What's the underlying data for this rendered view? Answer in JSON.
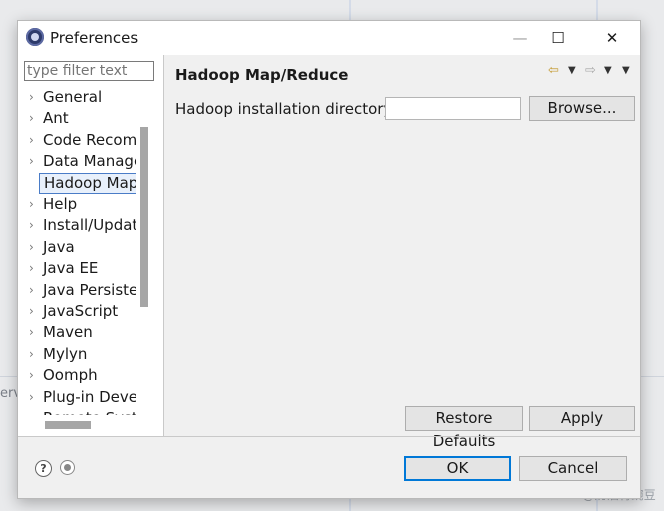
{
  "background": {
    "fragment_text": "erve",
    "watermark": "CSDN @奶油青豌豆"
  },
  "window": {
    "title": "Preferences",
    "controls": {
      "minimize": "—",
      "maximize": "☐",
      "close": "✕"
    }
  },
  "sidebar": {
    "filter_placeholder": "type filter text",
    "items": [
      {
        "label": "General",
        "expandable": true,
        "selected": false
      },
      {
        "label": "Ant",
        "expandable": true,
        "selected": false
      },
      {
        "label": "Code Recomr",
        "expandable": true,
        "selected": false
      },
      {
        "label": "Data Manage",
        "expandable": true,
        "selected": false
      },
      {
        "label": "Hadoop Map,",
        "expandable": false,
        "selected": true
      },
      {
        "label": "Help",
        "expandable": true,
        "selected": false
      },
      {
        "label": "Install/Update",
        "expandable": true,
        "selected": false
      },
      {
        "label": "Java",
        "expandable": true,
        "selected": false
      },
      {
        "label": "Java EE",
        "expandable": true,
        "selected": false
      },
      {
        "label": "Java Persisten",
        "expandable": true,
        "selected": false
      },
      {
        "label": "JavaScript",
        "expandable": true,
        "selected": false
      },
      {
        "label": "Maven",
        "expandable": true,
        "selected": false
      },
      {
        "label": "Mylyn",
        "expandable": true,
        "selected": false
      },
      {
        "label": "Oomph",
        "expandable": true,
        "selected": false
      },
      {
        "label": "Plug-in Devel",
        "expandable": true,
        "selected": false
      },
      {
        "label": "Remote Syst",
        "expandable": true,
        "selected": false
      }
    ]
  },
  "page": {
    "title": "Hadoop Map/Reduce",
    "nav": {
      "back_icon": "⇦",
      "forward_icon": "⇨",
      "dropdown_icon": "▼",
      "menu_icon": "▼"
    },
    "install_dir_label": "Hadoop installation directory:",
    "install_dir_value": "",
    "browse_label": "Browse...",
    "restore_defaults_label": "Restore Defaults",
    "apply_label": "Apply"
  },
  "footer": {
    "help_icon": "?",
    "ok_label": "OK",
    "cancel_label": "Cancel"
  },
  "colors": {
    "accent": "#0078d7",
    "selection_border": "#4a7cc7",
    "nav_arrow": "#c49a30"
  }
}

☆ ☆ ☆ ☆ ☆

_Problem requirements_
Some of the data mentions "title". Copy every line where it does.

_The completed task_
    "title": "Preferences",
    "title": "Hadoop Map/Reduce",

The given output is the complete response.